Hey there, time traveller!
This article was published 14/11/2010 (3424 days ago), so information in it may no longer be current.
YANGON, Myanmar — Myanmar's democracy heroine, Aung San Suu Kyi, is vowing to press ahead in her decades-long fight for political liberty while also calling for compromise with other political parties and the ruling junta after taking her own first steps back to freedom.
Suu Kyi, who was freed from house arrest Saturday amid a divided political landscape and days after widely criticized elections, made clear she faces a precarious position: manoeuvring between the expectations of the country's pro-democracy movement and the realities of dealing with a clique of secretive generals who have kept her locked up for much of the past two decades.

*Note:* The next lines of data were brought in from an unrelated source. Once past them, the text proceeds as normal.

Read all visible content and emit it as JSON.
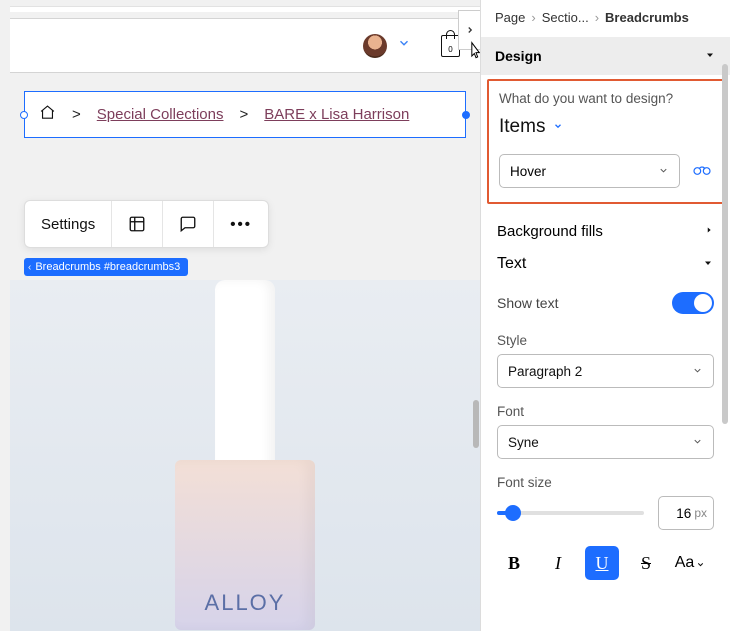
{
  "canvas": {
    "bag_count": "0",
    "breadcrumb": {
      "link1": "Special Collections",
      "link2": "BARE x Lisa Harrison"
    },
    "product_brand": "ALLOY",
    "toolbar": {
      "settings": "Settings"
    },
    "element_tag": "Breadcrumbs #breadcrumbs3"
  },
  "panel": {
    "crumbs": {
      "a": "Page",
      "b": "Sectio...",
      "c": "Breadcrumbs"
    },
    "design_label": "Design",
    "question": "What do you want to design?",
    "target": "Items",
    "state_select": "Hover",
    "bg_fills": "Background fills",
    "text_label": "Text",
    "show_text": "Show text",
    "style_label": "Style",
    "style_value": "Paragraph 2",
    "font_label": "Font",
    "font_value": "Syne",
    "fontsize_label": "Font size",
    "fontsize_value": "16",
    "fontsize_unit": "px",
    "fmt": {
      "b": "B",
      "i": "I",
      "u": "U",
      "s": "S",
      "aa": "Aa"
    }
  }
}
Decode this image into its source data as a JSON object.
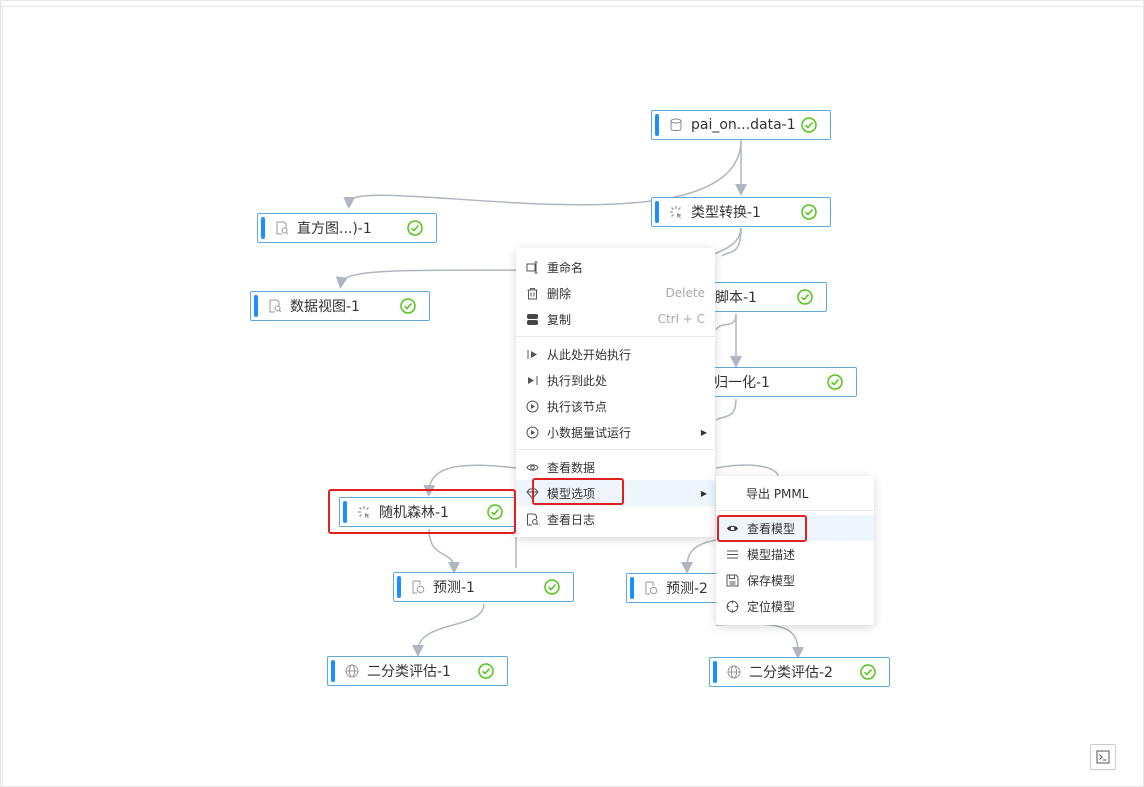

"I've always believed in compromise," the Nobel Peace laureate told reporters Sunday in the dilapidated offices of her party, the National League for Democracy. "I am for national reconciliation. I am for dialogue. Whatever authority I have, I will use it to that end... I hope the people will support me."
This Southeast Asian nation, once known as Burma, has been ruled by the military since 1962, leaving it isolated from much of the international community and battered by poverty.
Earlier Sunday, Suu Kyi spoke to a rapturous crowd of as many as 10,000 people who jammed the street in front of the office.
She urged her followers to work for national reconciliation.
"If we want to get what we want, we have to do it in the right way; otherwise, we will not achieve our goal however noble or correct it may be," she cautioned.
— The Associated Press